- Dr. Kirk Bowman, associate professor, Sam Nunn School of International Affairs, Georgia Institute of Technology. Bowman has been the driving force in the establishment of three separate interdisciplinary summer study-abroad programs in Latin America for students. He also has developed courses that focus on the comparative study of contemporary politics and Latin American politics to name a few. Students describe Bowman as an enthusiastic, provocative teacher who motivates students to think critically and to formulate logically reasoned opinions.
2007 Award for Excellence in Teaching (Programs):
- Professional Sales Degree Program, Kennesaw State University. Through a combination of curricular revision, resource advocacy, continuous improvement in curriculum and strong ties to the business community, this program has achieved national recognition for its initiatives in increasing student enrollment and graduation rates, and the resulting increase in student learning and success.
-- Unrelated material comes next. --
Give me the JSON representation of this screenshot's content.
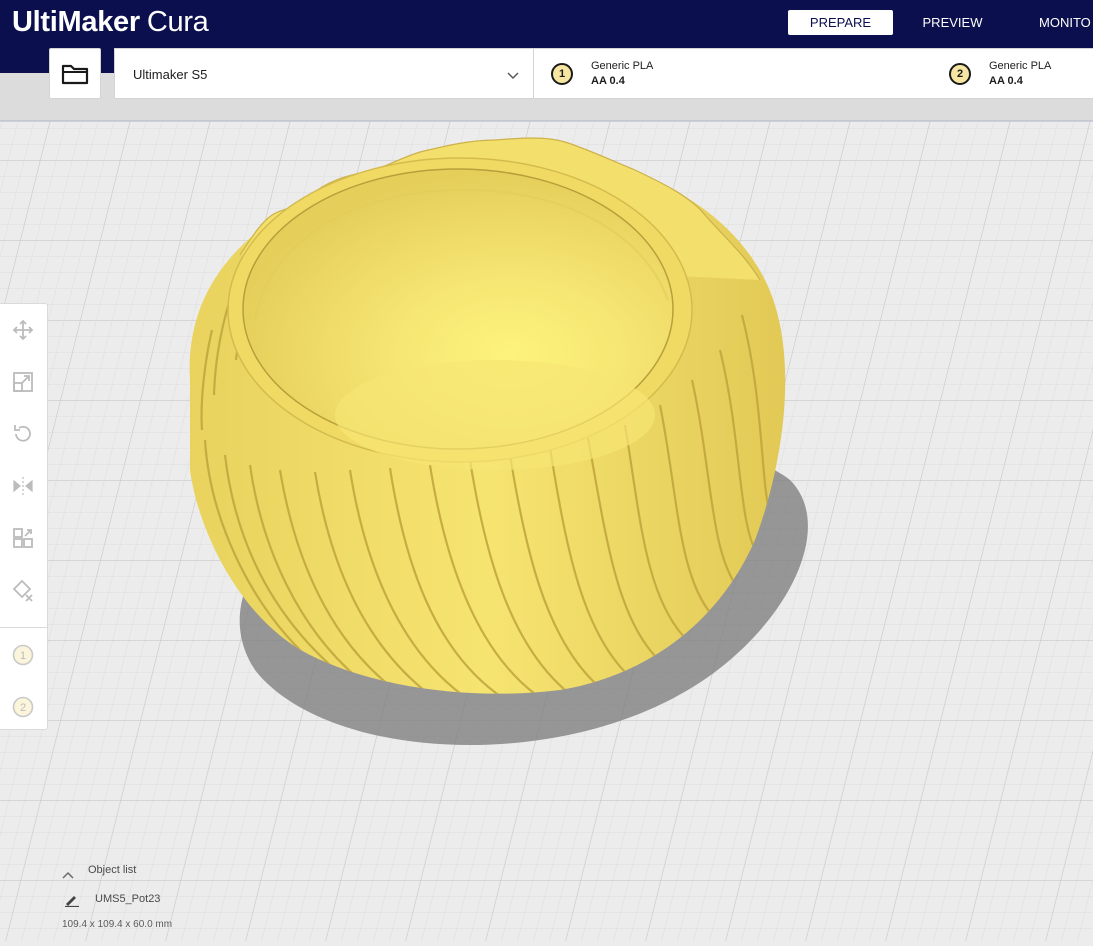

The program emphasizes and supports effective teaching, and there are strong links between good teaching and various rewards. Guided by an ongoing data-driven process for reviewing and reshaping the curriculum, the program has distinguished itself both locally and nationally.
2007 Award for the Scholarship of Teaching and Learning (Faculty):
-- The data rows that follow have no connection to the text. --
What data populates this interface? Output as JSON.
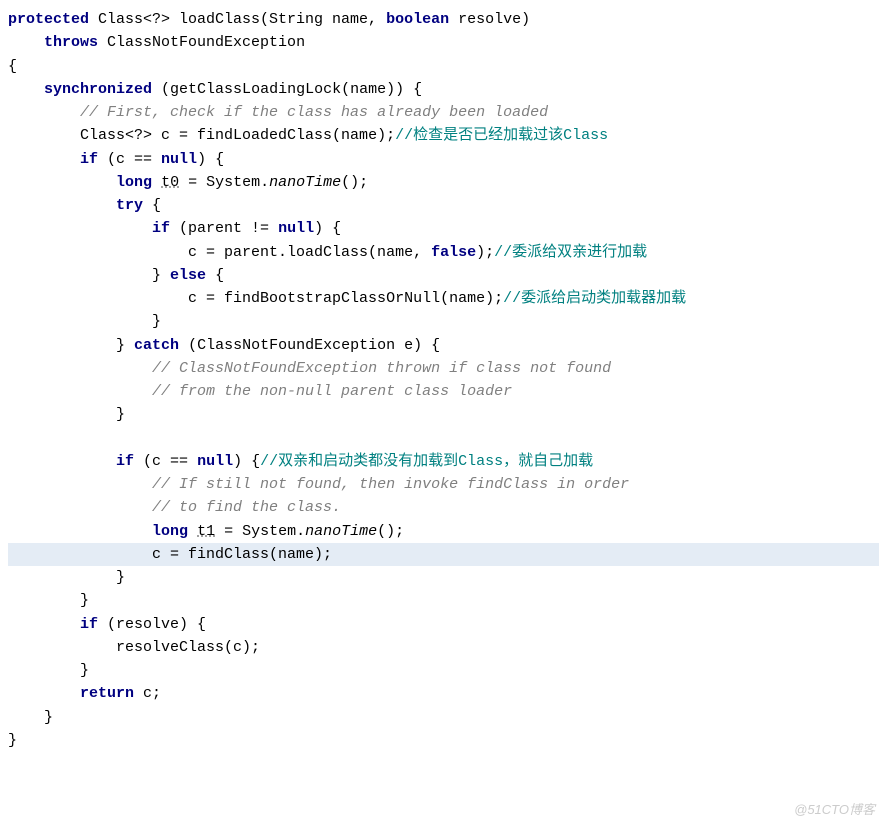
{
  "code": {
    "l1": {
      "kw1": "protected",
      "t1": " Class<?> loadClass(String name, ",
      "kw2": "boolean",
      "t2": " resolve)"
    },
    "l2": {
      "kw1": "throws",
      "t1": " ClassNotFoundException"
    },
    "l3": {
      "t": "{"
    },
    "l4": {
      "kw1": "synchronized",
      "t1": " (getClassLoadingLock(name)) {"
    },
    "l5": {
      "cmt": "// First, check if the class has already been loaded"
    },
    "l6": {
      "t1": "Class<?> c = findLoadedClass(name);",
      "cmt": "//检查是否已经加载过该Class"
    },
    "l7": {
      "kw1": "if",
      "t1": " (c == ",
      "kw2": "null",
      "t2": ") {"
    },
    "l8": {
      "kw1": "long",
      "sp": " ",
      "var": "t0",
      "t1": " = System.",
      "m": "nanoTime",
      "t2": "();"
    },
    "l9": {
      "kw1": "try",
      "t1": " {"
    },
    "l10": {
      "kw1": "if",
      "t1": " (parent != ",
      "kw2": "null",
      "t2": ") {"
    },
    "l11": {
      "t1": "c = parent.loadClass(name, ",
      "kw1": "false",
      "t2": ");",
      "cmt": "//委派给双亲进行加载"
    },
    "l12": {
      "t1": "} ",
      "kw1": "else",
      "t2": " {"
    },
    "l13": {
      "t1": "c = findBootstrapClassOrNull(name);",
      "cmt": "//委派给启动类加载器加载"
    },
    "l14": {
      "t": "}"
    },
    "l15": {
      "t1": "} ",
      "kw1": "catch",
      "t2": " (ClassNotFoundException e) {"
    },
    "l16": {
      "cmt": "// ClassNotFoundException thrown if class not found"
    },
    "l17": {
      "cmt": "// from the non-null parent class loader"
    },
    "l18": {
      "t": "}"
    },
    "l19": {
      "t": ""
    },
    "l20": {
      "kw1": "if",
      "t1": " (c == ",
      "kw2": "null",
      "t2": ") {",
      "cmt": "//双亲和启动类都没有加载到Class，就自己加载"
    },
    "l21": {
      "cmt": "// If still not found, then invoke findClass in order"
    },
    "l22": {
      "cmt": "// to find the class."
    },
    "l23": {
      "kw1": "long",
      "sp": " ",
      "var": "t1",
      "t1": " = System.",
      "m": "nanoTime",
      "t2": "();"
    },
    "l24": {
      "t": "c = findClass(name);"
    },
    "l25": {
      "t": "}"
    },
    "l26": {
      "t": "}"
    },
    "l27": {
      "kw1": "if",
      "t1": " (resolve) {"
    },
    "l28": {
      "t": "resolveClass(c);"
    },
    "l29": {
      "t": "}"
    },
    "l30": {
      "kw1": "return",
      "t1": " c;"
    },
    "l31": {
      "t": "}"
    },
    "l32": {
      "t": "}"
    }
  },
  "watermark": "@51CTO博客"
}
- Dr. Deborah Vess, professor of history and interdisciplinary studies, Georgia College & State University. Vess, a pioneer and leader in the scholarship of teaching and learning ( SOTL), was one of the early Carnegie Scholars in the Pew National Fellowship Program. Her extensive portfolio of SOTL publications includes cutting-edge research on teaching using technology and its impact on student learning. Her most recent article “History to Go: Why i Teach with iPods” reveals her creativity and innovation in the classroom. In addition to her personal commitment to SOTL, Vess also develops professional opportunities that allow faculty to advance and disseminate their teaching-related research.
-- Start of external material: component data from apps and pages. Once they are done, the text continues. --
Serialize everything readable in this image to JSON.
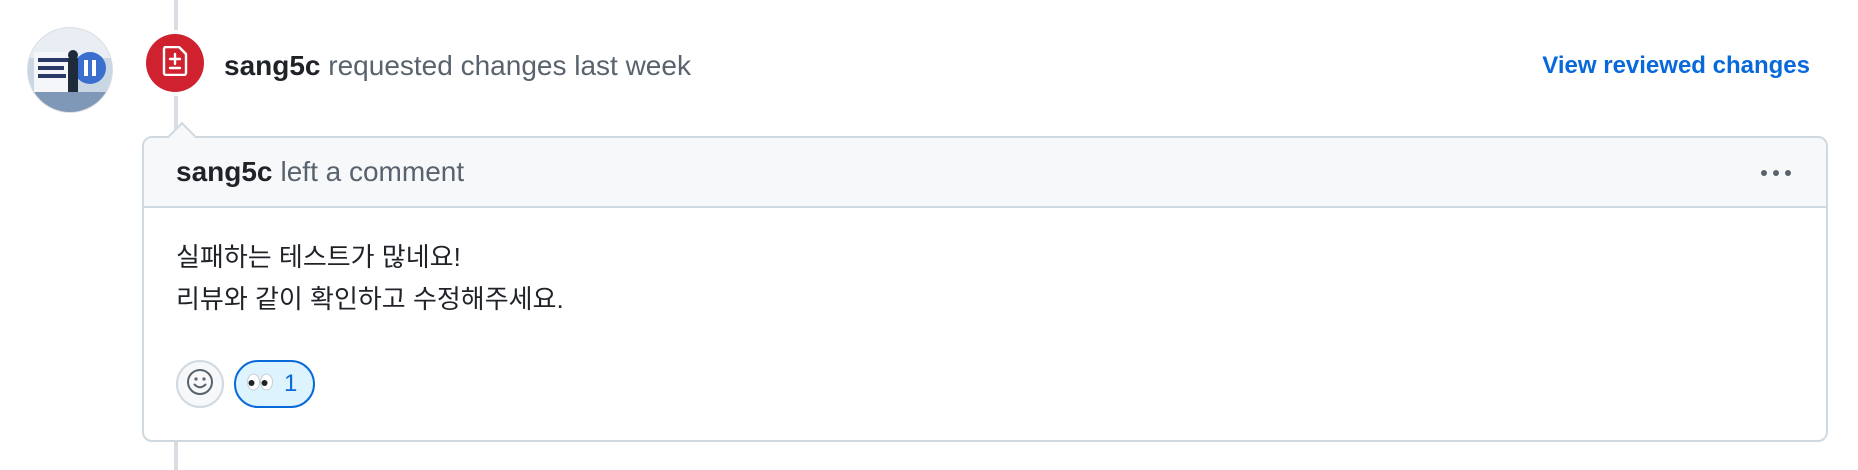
{
  "review": {
    "author": "sang5c",
    "action_text": " requested changes last week",
    "view_link": "View reviewed changes"
  },
  "comment": {
    "author": "sang5c",
    "action_text": "left a comment",
    "body_lines": [
      "실패하는 테스트가 많네요!",
      "리뷰와 같이 확인하고 수정해주세요."
    ]
  },
  "reactions": {
    "items": [
      {
        "icon": "eyes-emoji-icon",
        "count": "1"
      }
    ]
  },
  "icons": {
    "badge": "file-diff-icon",
    "add_reaction": "smiley-icon",
    "menu": "kebab-horizontal-icon"
  },
  "colors": {
    "badge_red": "#cf222e",
    "link_blue": "#0969da",
    "reaction_bg": "#ddf4ff"
  }
}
- Dr. Laura D. Frost, associate professor of chemistry, Georgia Southern University. Frost is a leader in her department in incorporating process-oriented, guided-inquiry learning into introductory chemistry courses. Frost’s students are not given scientific facts to memorize, but are instead asked to construct facts from a situation, thereby leading to a better understanding of their application. Work is done in groups and each member has a defined role that rotates every class period, helping students to develop a range of key process skills as they learn how to work in teams to solve problems. Frost’s scholarship focuses on increasing student interest in chemistry, enhancing student learning in chemistry, and enhancing students’ perception of learning chemistry. Dissemination of her research and findings has gained her a national reputation in the field of chemistry education.
- Dr. Marguerite Brickman, assistant professor of plant biology, University of Georgia. Brickman is a driving force for the scholarship of teaching and learning at the University of Georgia, where her research and scholarship focus on new methods of teaching introductory biology. Her published research on collaborative learning is nationally recognized and highly respected. She has received multiple teaching awards, among them the University of Georgia Richard B. Russell Teaching Award in 2006. Brickman was also named a National Academy of Sciences Education Fellow in 2004.